          It had a special resonance for me last year because the books were in serious danger of dying. The original publisher had gone bankrupt, so it was very emotional for me. And a huge thanks to S&S for riding in and saving Neil!

7a) You are nominated again, this time for Neil Flambé and the Aztec Abductions. Is it as exciting as the first time?

Hecks ya! It’s an honour and the ceremony itself is a blast – win or lose (and I’ve been on both sides of that and still had a great time).

And one of the great side benefits of the nomination is that I get asked to visit a lot of schools. Kids love to read, if they are excited about the books. The Silver Birch committees pick titles that do this. To have a chance to meet the readers and to get them interested in the books is amazing. If they already know the books it’s a different thrill. Kids have made me some amazing artwork based on Neil and it’s all up in my attic studio.

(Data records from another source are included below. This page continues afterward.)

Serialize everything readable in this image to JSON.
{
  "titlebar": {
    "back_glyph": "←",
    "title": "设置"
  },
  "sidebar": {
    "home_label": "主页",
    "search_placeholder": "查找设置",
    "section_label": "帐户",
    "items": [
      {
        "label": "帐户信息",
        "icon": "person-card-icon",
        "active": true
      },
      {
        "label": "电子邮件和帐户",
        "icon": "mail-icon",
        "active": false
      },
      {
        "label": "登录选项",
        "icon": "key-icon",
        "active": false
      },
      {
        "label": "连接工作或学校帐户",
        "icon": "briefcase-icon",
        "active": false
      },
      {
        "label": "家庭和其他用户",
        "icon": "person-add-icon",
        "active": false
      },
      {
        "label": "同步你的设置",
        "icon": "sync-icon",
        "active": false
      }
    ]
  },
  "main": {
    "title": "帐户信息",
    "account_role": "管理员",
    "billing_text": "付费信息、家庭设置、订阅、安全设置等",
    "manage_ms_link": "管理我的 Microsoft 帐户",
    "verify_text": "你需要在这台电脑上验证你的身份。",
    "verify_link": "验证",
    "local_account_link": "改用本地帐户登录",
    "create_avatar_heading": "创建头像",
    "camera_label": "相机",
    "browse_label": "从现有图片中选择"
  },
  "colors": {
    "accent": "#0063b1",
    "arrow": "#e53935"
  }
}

8)                  What are your plans for Neil Flambé? Will you continue with the series, especially now that you have such a great following, or do you want to move onto something new? And either way, will you continue to write for the same age group or will your characters get older as your readers get older?

Neil and Larry are very real to me. I hear them talking together at night – not even stuff for the books but just the minutiae of their lives. So they will be with me for a long time.

          I don’t have an “end” in mind for the series. I could write a hundred books (a la The Hardy Boys) or stop at six or seven. I think I’ll stop once the stories themselves feel thin or tired to me. Nothing is as disappointing as reading a series that’s gone on too long.

          Of course I also have a number of other books in the works. I have a couple of non-fiction books due in 2012 on show business and the economy. I have also started at least four other books that I’m just waiting for the right time to finish. Look for Medieval Mark, Mr. Green, Cicatrice and MINrS sometime in the future. 

Coming May 2012:

Find out more about The Neil Flambé Capers.